Topic for Melting Pot Lunch 20 September 2017 ‘Geno-what’? A new technology is sweeping across the NHS, but what can it offer and what does it mean?
Genomics - the ability to test for 20,000 genes in one go - is now available in many clinical services. Whilst you may not have personally accessed such testing, someone you are biologically related to may be offered it. And the questions that they have answered may be of interest to you too.
For well over one hundred years people have been arguing about the second chamber of Parliament. What powers should it have? Who should sit in it? And do we need a second chamber at all? If we do, what possible justification can there be for an unelected House, made up largely of superannuated political appointees and people who owe their position in it to an accident of birth? How can such a chamber be representative of the people that it is meant to serve?
No, this wasn’t Kaleidoscope’s take on Mayweather vs. McGregor. Melting Pot Punch was a far more peaceful event, although we won’t pretend there wasn’t some tension when the last piece of cake was offered round.
Taking place on August 23rd, Melting Pot Punch was Kaleidoscope’s way of celebrating one year of Melting Pot Lunches – an opportunity to celebrate 12 months of meal deals and breaking bread with over 200 people – and a chance to try out a new Melting Pot format.
Today, one photo, a single email or a simple hashtag can launch a worldwide movement.
Alicia Garza posted a Facebook post that ended in ‘black lives matter’, Patrisse Cullors created the hashtag #BlackLivesMatter and Opal Tometi took the phrase Black Lives Matter and helped turn a hashtag into a transnational networked movement. This was their call to action. Three women, who wanted to address the issue of racism, who reimagined a world that is a better place and created a movement that challenges systemic racism in every context.
Culture is possibly the most important, but also over-used and, at times, meaningless concept deployed by those interested in the organisation and improvement of healthcare.
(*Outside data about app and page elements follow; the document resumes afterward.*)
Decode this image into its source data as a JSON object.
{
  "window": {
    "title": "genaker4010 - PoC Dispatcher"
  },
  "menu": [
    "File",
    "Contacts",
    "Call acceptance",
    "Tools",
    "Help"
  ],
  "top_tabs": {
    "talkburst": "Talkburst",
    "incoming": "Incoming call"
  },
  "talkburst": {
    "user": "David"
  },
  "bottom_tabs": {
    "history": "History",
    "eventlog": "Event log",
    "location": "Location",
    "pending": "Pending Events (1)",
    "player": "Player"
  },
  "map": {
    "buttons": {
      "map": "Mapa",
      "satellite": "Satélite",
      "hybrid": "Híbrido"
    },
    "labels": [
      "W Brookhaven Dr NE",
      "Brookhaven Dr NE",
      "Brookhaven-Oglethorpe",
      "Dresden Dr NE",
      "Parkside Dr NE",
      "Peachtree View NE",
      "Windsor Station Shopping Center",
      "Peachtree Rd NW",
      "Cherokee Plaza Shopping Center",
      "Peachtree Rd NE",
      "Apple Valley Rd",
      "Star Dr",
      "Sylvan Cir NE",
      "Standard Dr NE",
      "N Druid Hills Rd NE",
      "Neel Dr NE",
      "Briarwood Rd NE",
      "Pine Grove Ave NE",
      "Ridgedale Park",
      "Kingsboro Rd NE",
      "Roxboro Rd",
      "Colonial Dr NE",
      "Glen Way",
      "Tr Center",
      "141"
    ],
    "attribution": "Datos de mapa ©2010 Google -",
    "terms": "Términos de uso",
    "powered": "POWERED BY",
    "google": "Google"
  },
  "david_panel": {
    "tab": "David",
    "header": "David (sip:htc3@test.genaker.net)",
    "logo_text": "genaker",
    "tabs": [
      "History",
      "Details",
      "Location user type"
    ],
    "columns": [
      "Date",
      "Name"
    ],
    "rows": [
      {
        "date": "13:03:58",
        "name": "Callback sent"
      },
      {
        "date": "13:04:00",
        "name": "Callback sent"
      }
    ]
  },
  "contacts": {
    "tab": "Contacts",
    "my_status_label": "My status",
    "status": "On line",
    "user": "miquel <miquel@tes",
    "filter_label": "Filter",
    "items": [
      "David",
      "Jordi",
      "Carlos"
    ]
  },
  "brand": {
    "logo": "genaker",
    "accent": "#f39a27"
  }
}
We are frequently told that high performing organisations have the 'right culture'. And in healthcare, organisations with the ‘right culture’ are often seen as safer, more efficient or more responsive.
When I took up post at Healthwatch England in 2013, I had travelled across many policy domains, working in charities, in academia and in government, but I was a newcomer to health.
With the natural curiosity of the foreigner in a new land, I was intrigued by the amount of heat generated in conversations about patient and public involvement. I saw emotions run high, and predominant amongst those emotions was frustration. Frustration from patient groups who ask: why are we not being heard/taken seriously/in the right conversations at the right times? And frustration too from the managers, commissioners and practitioners who wearily confess that engagement feels like another burden, a further task on their crowded to-do lists.
The NHS is – famously – our best-loved institution. When BritainThinks run focus groups, people up and down the country tell us that the NHS is in ‘the marrow of our bones’, that it is the UK’s ‘crown jewel’ and that it represents the best of what it is to be British.
Public concern about the NHS is rising. Participants are describing difficulties getting an appointment with GPs, their hospital appointments are being pushed back, and there is worry that hard-pressed NHS staff no longer seem to have the time to care. This is backed up by national-level polling; in Ipsos MORI’s April Issues Index, 48% of respondents identified the NHS as one of the top three issues facing Britain today. This is on a par with Brexit and an eight-point increase since December 2016.
In terms of its mouth-to-trousers ratio, you'd expect the media to be long on the mouth aspect: it is, after all, the business of communication.
As for the trousers bit, the first pertinent question is who wears them and why. The majority of the UK media is in right-of-centre ownership and indeed editorship, as the MP for Tatton's recent career move shows.
At the risk of stating the obvious, the NHS (which is the bit of socialism the British people like and think effective, judging by its iconic status in repeated opinion polls of reasons people are proud to be British) is politically and philosophically not an evident fit with right-of-centre values.
The King’s Fund has said the same for the last 20 years, and the BMA for much longer. It was Labour who created the NHS Constitution, and Tories and Lib Dems who sought to circumscribe politicians’ NHS powers through the much loved 2012 Act.
What’s the attraction here? Arguments typically revolve around health care being too important to let grubby politicians near.
In my experience, the NHS can be very introverted, and in some cases, insular. I worked for the NHS for over 30 years, but it wasn’t until I was running the hospital in Harlow in the late-90s and was invited to participate in a cross-community partnership for the town that I realised that this was the case. That partnership opened my eyes to the wider world beyond my hospital, and most importantly, to the community that we served.
I hope that things have changed since my “epiphany”, and I suspect that if I had worked in a different sector of the NHS I might have become more aware, more quickly. However, I’m not sure that my experience would have necessarily been substantively different.